### Task goal
Your output should contain every record, unchanged.

(Entries from a dataset of interfaces)
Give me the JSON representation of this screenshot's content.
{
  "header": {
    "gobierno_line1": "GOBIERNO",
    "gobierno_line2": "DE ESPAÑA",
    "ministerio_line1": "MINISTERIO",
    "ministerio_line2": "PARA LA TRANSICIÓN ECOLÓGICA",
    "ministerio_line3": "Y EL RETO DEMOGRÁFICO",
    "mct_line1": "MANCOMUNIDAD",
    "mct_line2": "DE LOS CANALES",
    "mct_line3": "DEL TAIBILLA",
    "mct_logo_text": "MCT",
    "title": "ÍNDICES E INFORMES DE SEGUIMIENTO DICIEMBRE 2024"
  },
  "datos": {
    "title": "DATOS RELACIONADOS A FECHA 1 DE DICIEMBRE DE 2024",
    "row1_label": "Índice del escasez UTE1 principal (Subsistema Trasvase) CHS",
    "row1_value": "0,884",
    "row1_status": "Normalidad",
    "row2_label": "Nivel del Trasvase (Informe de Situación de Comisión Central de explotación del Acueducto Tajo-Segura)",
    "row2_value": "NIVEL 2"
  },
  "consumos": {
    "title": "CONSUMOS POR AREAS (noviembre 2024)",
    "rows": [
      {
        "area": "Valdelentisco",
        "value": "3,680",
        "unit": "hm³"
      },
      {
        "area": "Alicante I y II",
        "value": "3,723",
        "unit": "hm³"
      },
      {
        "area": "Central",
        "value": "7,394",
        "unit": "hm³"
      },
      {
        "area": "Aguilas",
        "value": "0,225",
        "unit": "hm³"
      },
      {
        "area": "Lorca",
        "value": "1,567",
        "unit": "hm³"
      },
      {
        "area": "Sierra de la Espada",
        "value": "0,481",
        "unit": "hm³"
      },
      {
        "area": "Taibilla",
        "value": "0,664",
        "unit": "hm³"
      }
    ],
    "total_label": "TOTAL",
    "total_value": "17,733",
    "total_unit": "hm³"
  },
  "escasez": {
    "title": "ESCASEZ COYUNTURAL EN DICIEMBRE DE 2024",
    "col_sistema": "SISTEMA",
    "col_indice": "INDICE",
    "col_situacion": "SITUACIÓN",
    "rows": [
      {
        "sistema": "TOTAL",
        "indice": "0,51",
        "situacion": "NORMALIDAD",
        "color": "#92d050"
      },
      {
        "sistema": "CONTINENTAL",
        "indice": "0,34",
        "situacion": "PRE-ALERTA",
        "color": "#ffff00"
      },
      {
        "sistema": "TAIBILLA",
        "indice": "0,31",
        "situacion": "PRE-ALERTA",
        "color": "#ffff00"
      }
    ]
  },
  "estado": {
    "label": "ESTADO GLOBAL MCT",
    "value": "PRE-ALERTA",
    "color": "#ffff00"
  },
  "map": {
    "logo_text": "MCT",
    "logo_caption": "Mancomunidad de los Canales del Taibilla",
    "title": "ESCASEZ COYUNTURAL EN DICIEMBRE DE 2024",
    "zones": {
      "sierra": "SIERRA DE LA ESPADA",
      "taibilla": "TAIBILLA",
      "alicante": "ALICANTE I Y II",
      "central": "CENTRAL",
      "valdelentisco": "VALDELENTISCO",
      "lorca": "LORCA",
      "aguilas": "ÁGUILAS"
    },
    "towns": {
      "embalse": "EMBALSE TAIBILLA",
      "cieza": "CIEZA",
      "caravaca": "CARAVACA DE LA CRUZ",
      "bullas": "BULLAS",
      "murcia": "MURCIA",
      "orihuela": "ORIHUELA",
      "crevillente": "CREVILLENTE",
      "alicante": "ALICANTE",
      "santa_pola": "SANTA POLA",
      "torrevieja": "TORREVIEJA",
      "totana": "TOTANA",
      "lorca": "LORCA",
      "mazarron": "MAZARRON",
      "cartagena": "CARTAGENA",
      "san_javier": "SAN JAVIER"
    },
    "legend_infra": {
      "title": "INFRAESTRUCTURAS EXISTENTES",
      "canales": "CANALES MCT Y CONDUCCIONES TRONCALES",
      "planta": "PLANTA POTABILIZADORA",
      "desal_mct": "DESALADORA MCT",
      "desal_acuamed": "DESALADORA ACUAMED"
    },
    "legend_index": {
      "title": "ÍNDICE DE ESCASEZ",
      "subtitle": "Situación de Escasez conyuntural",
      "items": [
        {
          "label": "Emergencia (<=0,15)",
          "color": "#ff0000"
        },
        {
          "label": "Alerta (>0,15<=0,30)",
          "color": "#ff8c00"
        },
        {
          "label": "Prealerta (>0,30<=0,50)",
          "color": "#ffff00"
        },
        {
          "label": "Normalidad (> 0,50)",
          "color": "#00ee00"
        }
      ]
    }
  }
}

### Response to the exercise
Give me the JSON representation of this screenshot's content.
{
  "header": {
    "gobierno_line1": "GOBIERNO",
    "gobierno_line2": "DE ESPAÑA",
    "ministerio_line1": "MINISTERIO",
    "ministerio_line2": "PARA LA TRANSICIÓN ECOLÓGICA",
    "ministerio_line3": "Y EL RETO DEMOGRÁFICO",
    "mct_line1": "MANCOMUNIDAD",
    "mct_line2": "DE LOS CANALES",
    "mct_line3": "DEL TAIBILLA",
    "mct_logo_text": "MCT",
    "title": "ÍNDICES E INFORMES DE SEGUIMIENTO DICIEMBRE 2024"
  },
  "datos": {
    "title": "DATOS RELACIONADOS A FECHA 1 DE DICIEMBRE DE 2024",
    "row1_label": "Índice del escasez UTE1 principal (Subsistema Trasvase) CHS",
    "row1_value": "0,884",
    "row1_status": "Normalidad",
    "row2_label": "Nivel del Trasvase (Informe de Situación de Comisión Central de explotación del Acueducto Tajo-Segura)",
    "row2_value": "NIVEL 2"
  },
  "consumos": {
    "title": "CONSUMOS POR AREAS (noviembre 2024)",
    "rows": [
      {
        "area": "Valdelentisco",
        "value": "3,680",
        "unit": "hm³"
      },
      {
        "area": "Alicante I y II",
        "value": "3,723",
        "unit": "hm³"
      },
      {
        "area": "Central",
        "value": "7,394",
        "unit": "hm³"
      },
      {
        "area": "Aguilas",
        "value": "0,225",
        "unit": "hm³"
      },
      {
        "area": "Lorca",
        "value": "1,567",
        "unit": "hm³"
      },
      {
        "area": "Sierra de la Espada",
        "value": "0,481",
        "unit": "hm³"
      },
      {
        "area": "Taibilla",
        "value": "0,664",
        "unit": "hm³"
      }
    ],
    "total_label": "TOTAL",
    "total_value": "17,733",
    "total_unit": "hm³"
  },
  "escasez": {
    "title": "ESCASEZ COYUNTURAL EN DICIEMBRE DE 2024",
    "col_sistema": "SISTEMA",
    "col_indice": "INDICE",
    "col_situacion": "SITUACIÓN",
    "rows": [
      {
        "sistema": "TOTAL",
        "indice": "0,51",
        "situacion": "NORMALIDAD",
        "color": "#92d050"
      },
      {
        "sistema": "CONTINENTAL",
        "indice": "0,34",
        "situacion": "PRE-ALERTA",
        "color": "#ffff00"
      },
      {
        "sistema": "TAIBILLA",
        "indice": "0,31",
        "situacion": "PRE-ALERTA",
        "color": "#ffff00"
      }
    ]
  },
  "estado": {
    "label": "ESTADO GLOBAL MCT",
    "value": "PRE-ALERTA",
    "color": "#ffff00"
  },
  "map": {
    "logo_text": "MCT",
    "logo_caption": "Mancomunidad de los Canales del Taibilla",
    "title": "ESCASEZ COYUNTURAL EN DICIEMBRE DE 2024",
    "zones": {
      "sierra": "SIERRA DE LA ESPADA",
      "taibilla": "TAIBILLA",
      "alicante": "ALICANTE I Y II",
      "central": "CENTRAL",
      "valdelentisco": "VALDELENTISCO",
      "lorca": "LORCA",
      "aguilas": "ÁGUILAS"
    },
    "towns": {
      "embalse": "EMBALSE TAIBILLA",
      "cieza": "CIEZA",
      "caravaca": "CARAVACA DE LA CRUZ",
      "bullas": "BULLAS",
      "murcia": "MURCIA",
      "orihuela": "ORIHUELA",
      "crevillente": "CREVILLENTE",
      "alicante": "ALICANTE",
      "santa_pola": "SANTA POLA",
      "torrevieja": "TORREVIEJA",
      "totana": "TOTANA",
      "lorca": "LORCA",
      "mazarron": "MAZARRON",
      "cartagena": "CARTAGENA",
      "san_javier": "SAN JAVIER"
    },
    "legend_infra": {
      "title": "INFRAESTRUCTURAS EXISTENTES",
      "canales": "CANALES MCT Y CONDUCCIONES TRONCALES",
      "planta": "PLANTA POTABILIZADORA",
      "desal_mct": "DESALADORA MCT",
      "desal_acuamed": "DESALADORA ACUAMED"
    },
    "legend_index": {
      "title": "ÍNDICE DE ESCASEZ",
      "subtitle": "Situación de Escasez conyuntural",
      "items": [
        {
          "label": "Emergencia (<=0,15)",
          "color": "#ff0000"
        },
        {
          "label": "Alerta (>0,15<=0,30)",
          "color": "#ff8c00"
        },
        {
          "label": "Prealerta (>0,30<=0,50)",
          "color": "#ffff00"
        },
        {
          "label": "Normalidad (> 0,50)",
          "color": "#00ee00"
        }
      ]
    }
  }
}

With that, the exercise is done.